Directions: Omit the images and reproduce the rest of the entries exactly.

--------------------------------

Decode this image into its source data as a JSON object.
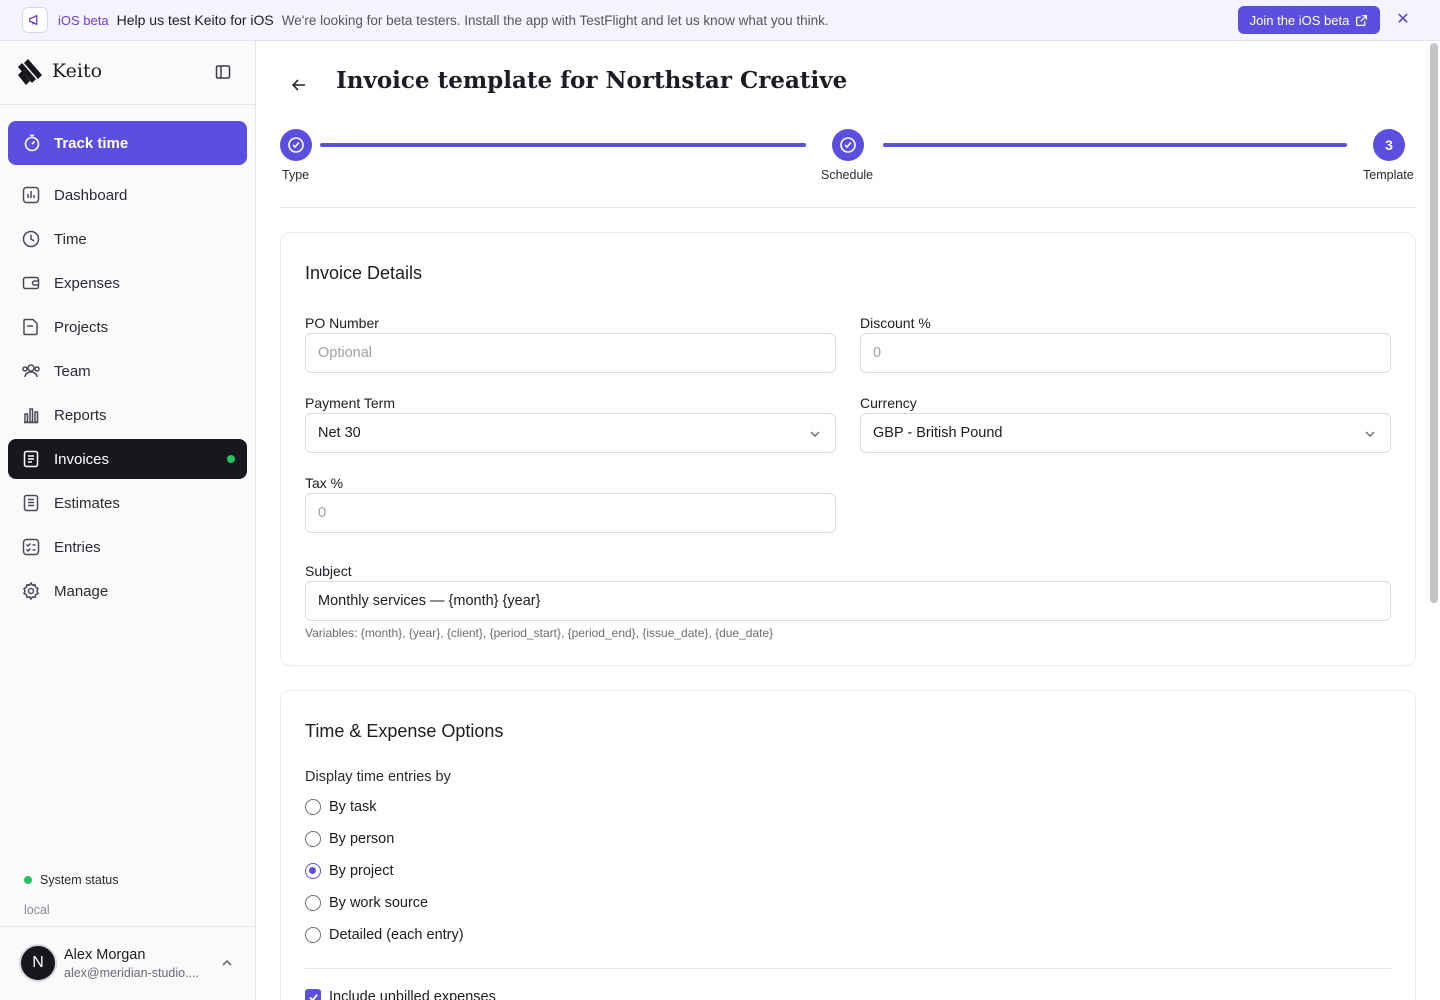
{
  "banner": {
    "tag": "iOS beta",
    "title": "Help us test Keito for iOS",
    "description": "We're looking for beta testers. Install the app with TestFlight and let us know what you think.",
    "join_label": "Join the iOS beta"
  },
  "brand": {
    "name": "Keito"
  },
  "sidebar": {
    "track_label": "Track time",
    "items": [
      {
        "label": "Dashboard"
      },
      {
        "label": "Time"
      },
      {
        "label": "Expenses"
      },
      {
        "label": "Projects"
      },
      {
        "label": "Team"
      },
      {
        "label": "Reports"
      },
      {
        "label": "Invoices"
      },
      {
        "label": "Estimates"
      },
      {
        "label": "Entries"
      },
      {
        "label": "Manage"
      }
    ],
    "status_label": "System status",
    "env_label": "local"
  },
  "user": {
    "initial": "N",
    "name": "Alex Morgan",
    "email": "alex@meridian-studio...."
  },
  "page": {
    "title": "Invoice template for Northstar Creative"
  },
  "steps": [
    {
      "label": "Type"
    },
    {
      "label": "Schedule"
    },
    {
      "label": "Template",
      "number": "3"
    }
  ],
  "invoice_details": {
    "heading": "Invoice Details",
    "po_label": "PO Number",
    "po_placeholder": "Optional",
    "discount_label": "Discount %",
    "discount_placeholder": "0",
    "payment_label": "Payment Term",
    "payment_value": "Net 30",
    "currency_label": "Currency",
    "currency_value": "GBP - British Pound",
    "tax_label": "Tax %",
    "tax_placeholder": "0",
    "subject_label": "Subject",
    "subject_value": "Monthly services — {month} {year}",
    "variables_hint": "Variables: {month}, {year}, {client}, {period_start}, {period_end}, {issue_date}, {due_date}"
  },
  "time_expense": {
    "heading": "Time & Expense Options",
    "display_label": "Display time entries by",
    "options": [
      {
        "label": "By task",
        "selected": false
      },
      {
        "label": "By person",
        "selected": false
      },
      {
        "label": "By project",
        "selected": true
      },
      {
        "label": "By work source",
        "selected": false
      },
      {
        "label": "Detailed (each entry)",
        "selected": false
      }
    ],
    "include_expenses_label": "Include unbilled expenses",
    "include_expenses_checked": true
  },
  "colors": {
    "accent": "#5b4fe0",
    "active_nav": "#17171d",
    "status_green": "#22c55e"
  }
}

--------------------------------

Result:
Decode this image into its source data as a JSON object.
{
  "banner": {
    "tag": "iOS beta",
    "title": "Help us test Keito for iOS",
    "description": "We're looking for beta testers. Install the app with TestFlight and let us know what you think.",
    "join_label": "Join the iOS beta"
  },
  "brand": {
    "name": "Keito"
  },
  "sidebar": {
    "track_label": "Track time",
    "items": [
      {
        "label": "Dashboard"
      },
      {
        "label": "Time"
      },
      {
        "label": "Expenses"
      },
      {
        "label": "Projects"
      },
      {
        "label": "Team"
      },
      {
        "label": "Reports"
      },
      {
        "label": "Invoices"
      },
      {
        "label": "Estimates"
      },
      {
        "label": "Entries"
      },
      {
        "label": "Manage"
      }
    ],
    "status_label": "System status",
    "env_label": "local"
  },
  "user": {
    "initial": "N",
    "name": "Alex Morgan",
    "email": "alex@meridian-studio...."
  },
  "page": {
    "title": "Invoice template for Northstar Creative"
  },
  "steps": [
    {
      "label": "Type"
    },
    {
      "label": "Schedule"
    },
    {
      "label": "Template",
      "number": "3"
    }
  ],
  "invoice_details": {
    "heading": "Invoice Details",
    "po_label": "PO Number",
    "po_placeholder": "Optional",
    "discount_label": "Discount %",
    "discount_placeholder": "0",
    "payment_label": "Payment Term",
    "payment_value": "Net 30",
    "currency_label": "Currency",
    "currency_value": "GBP - British Pound",
    "tax_label": "Tax %",
    "tax_placeholder": "0",
    "subject_label": "Subject",
    "subject_value": "Monthly services — {month} {year}",
    "variables_hint": "Variables: {month}, {year}, {client}, {period_start}, {period_end}, {issue_date}, {due_date}"
  },
  "time_expense": {
    "heading": "Time & Expense Options",
    "display_label": "Display time entries by",
    "options": [
      {
        "label": "By task",
        "selected": false
      },
      {
        "label": "By person",
        "selected": false
      },
      {
        "label": "By project",
        "selected": true
      },
      {
        "label": "By work source",
        "selected": false
      },
      {
        "label": "Detailed (each entry)",
        "selected": false
      }
    ],
    "include_expenses_label": "Include unbilled expenses",
    "include_expenses_checked": true
  },
  "colors": {
    "accent": "#5b4fe0",
    "active_nav": "#17171d",
    "status_green": "#22c55e"
  }
}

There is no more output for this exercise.